In addition, it is important to keep in mind that because Congress put the new VC registration exemption in Section 203(l) of the Advisers Act instead of Section 203(b), where the former private adviser exemption was found, the SEC would appear to have the authority to examine VC fund managers that are exempt from registration, meaning that exempt VC fund managers may be subject to still more regulatory burdens than the new public reporting obligations. This, of course, is something that Congress could address by relocating the VC registration exemption from Section 203(l) to 203(b).
Stated more concretely, my concern is that the Commission is shaping a regulatory regime that ultimately will come at the expense of capital formation, innovation, entrepreneurism, and jobs.
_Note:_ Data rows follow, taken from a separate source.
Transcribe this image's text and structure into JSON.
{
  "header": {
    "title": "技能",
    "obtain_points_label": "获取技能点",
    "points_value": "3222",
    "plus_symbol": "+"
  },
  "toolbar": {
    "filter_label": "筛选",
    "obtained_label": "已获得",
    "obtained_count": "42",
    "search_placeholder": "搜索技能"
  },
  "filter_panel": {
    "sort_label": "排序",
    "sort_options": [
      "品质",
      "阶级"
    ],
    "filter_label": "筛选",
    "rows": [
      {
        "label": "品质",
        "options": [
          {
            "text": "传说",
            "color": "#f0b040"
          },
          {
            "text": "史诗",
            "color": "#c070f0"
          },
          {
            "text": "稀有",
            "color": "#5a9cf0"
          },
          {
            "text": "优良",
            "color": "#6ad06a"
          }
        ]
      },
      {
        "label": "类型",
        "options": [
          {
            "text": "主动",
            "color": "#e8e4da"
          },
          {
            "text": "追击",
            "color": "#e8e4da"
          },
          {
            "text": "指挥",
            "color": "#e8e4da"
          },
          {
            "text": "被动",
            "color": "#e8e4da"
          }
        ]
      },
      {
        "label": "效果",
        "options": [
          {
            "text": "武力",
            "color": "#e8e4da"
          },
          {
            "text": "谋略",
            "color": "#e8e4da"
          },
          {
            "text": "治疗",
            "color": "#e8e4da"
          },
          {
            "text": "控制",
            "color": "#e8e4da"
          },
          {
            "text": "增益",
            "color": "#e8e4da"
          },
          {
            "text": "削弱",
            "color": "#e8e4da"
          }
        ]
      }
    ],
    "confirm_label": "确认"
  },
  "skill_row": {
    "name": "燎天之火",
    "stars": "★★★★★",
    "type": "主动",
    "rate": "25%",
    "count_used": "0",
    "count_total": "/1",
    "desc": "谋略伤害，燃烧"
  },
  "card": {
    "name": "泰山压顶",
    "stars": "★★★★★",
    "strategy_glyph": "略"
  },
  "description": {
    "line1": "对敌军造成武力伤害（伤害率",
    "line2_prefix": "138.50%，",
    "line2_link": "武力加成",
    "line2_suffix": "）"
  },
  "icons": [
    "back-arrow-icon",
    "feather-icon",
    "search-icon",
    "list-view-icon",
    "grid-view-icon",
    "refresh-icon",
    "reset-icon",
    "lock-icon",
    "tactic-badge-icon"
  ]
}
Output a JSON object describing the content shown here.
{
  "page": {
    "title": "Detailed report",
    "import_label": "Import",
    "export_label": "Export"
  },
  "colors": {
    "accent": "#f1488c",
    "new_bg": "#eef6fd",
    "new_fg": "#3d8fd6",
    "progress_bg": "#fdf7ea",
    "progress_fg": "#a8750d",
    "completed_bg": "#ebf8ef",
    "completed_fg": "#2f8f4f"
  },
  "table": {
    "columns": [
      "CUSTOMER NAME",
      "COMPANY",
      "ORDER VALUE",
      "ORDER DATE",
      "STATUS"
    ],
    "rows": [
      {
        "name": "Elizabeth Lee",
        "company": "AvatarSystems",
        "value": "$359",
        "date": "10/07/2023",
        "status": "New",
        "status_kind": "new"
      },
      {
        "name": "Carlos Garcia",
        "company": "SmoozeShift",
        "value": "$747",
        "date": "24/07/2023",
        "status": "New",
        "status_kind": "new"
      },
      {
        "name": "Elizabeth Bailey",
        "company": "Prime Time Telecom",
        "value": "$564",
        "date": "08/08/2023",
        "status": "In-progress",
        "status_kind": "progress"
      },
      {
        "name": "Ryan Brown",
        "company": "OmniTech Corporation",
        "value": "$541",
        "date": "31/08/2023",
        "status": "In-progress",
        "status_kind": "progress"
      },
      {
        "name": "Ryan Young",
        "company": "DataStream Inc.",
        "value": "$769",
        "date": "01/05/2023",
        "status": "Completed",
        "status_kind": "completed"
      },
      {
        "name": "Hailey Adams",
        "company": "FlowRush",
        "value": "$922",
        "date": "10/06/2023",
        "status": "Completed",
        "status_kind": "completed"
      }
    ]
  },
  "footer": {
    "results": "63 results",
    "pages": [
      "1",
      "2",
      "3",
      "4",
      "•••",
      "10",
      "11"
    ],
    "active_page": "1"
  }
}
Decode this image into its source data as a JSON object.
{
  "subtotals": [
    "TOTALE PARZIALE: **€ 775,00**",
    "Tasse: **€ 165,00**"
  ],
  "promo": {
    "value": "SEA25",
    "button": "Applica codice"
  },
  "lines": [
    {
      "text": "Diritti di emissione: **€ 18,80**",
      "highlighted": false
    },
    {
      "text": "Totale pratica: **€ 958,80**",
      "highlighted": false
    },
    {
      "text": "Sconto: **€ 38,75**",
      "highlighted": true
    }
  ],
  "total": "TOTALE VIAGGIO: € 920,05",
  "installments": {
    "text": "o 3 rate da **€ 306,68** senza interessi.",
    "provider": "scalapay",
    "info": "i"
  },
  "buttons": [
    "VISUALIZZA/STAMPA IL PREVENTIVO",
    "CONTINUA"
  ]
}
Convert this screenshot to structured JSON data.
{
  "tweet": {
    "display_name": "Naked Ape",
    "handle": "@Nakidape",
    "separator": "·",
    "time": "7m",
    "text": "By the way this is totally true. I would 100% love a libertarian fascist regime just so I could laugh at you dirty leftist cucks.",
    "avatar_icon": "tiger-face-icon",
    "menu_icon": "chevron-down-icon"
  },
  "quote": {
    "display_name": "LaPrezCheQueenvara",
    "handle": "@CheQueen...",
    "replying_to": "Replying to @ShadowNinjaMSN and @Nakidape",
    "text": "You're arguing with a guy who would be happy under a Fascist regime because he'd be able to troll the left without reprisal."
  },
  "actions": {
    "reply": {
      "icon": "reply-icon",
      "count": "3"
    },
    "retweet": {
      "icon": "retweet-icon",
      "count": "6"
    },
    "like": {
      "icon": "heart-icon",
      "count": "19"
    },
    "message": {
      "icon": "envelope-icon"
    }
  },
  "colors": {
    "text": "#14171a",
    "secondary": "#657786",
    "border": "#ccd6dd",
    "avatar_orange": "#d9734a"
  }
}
As the VC fund industry is required to bear more regulatory burdens and demands, the risk is that capital formation will be unduly hindered. And when capital formation is frustrated, it becomes increasingly difficult for startups and other small businesses to finance the research and development of new ideas; to commercialize cutting-edge technologies that make us all better off; and to create jobs. If the VC industry is hampered and discouraged, not only is it bad for business and our economy, but the interests of VC fund investors are also undercut.
We need to ensure that the regulatory regime does not compromise the vibrant entrepreneurism that characterizes venture capital. In my view, the Implementing Adopting Release does not pass this test. Therefore, I am unable to support it and the recommendation it reflects.
* A corresponding analysis would apply to the Section 203(m) exemption from registration.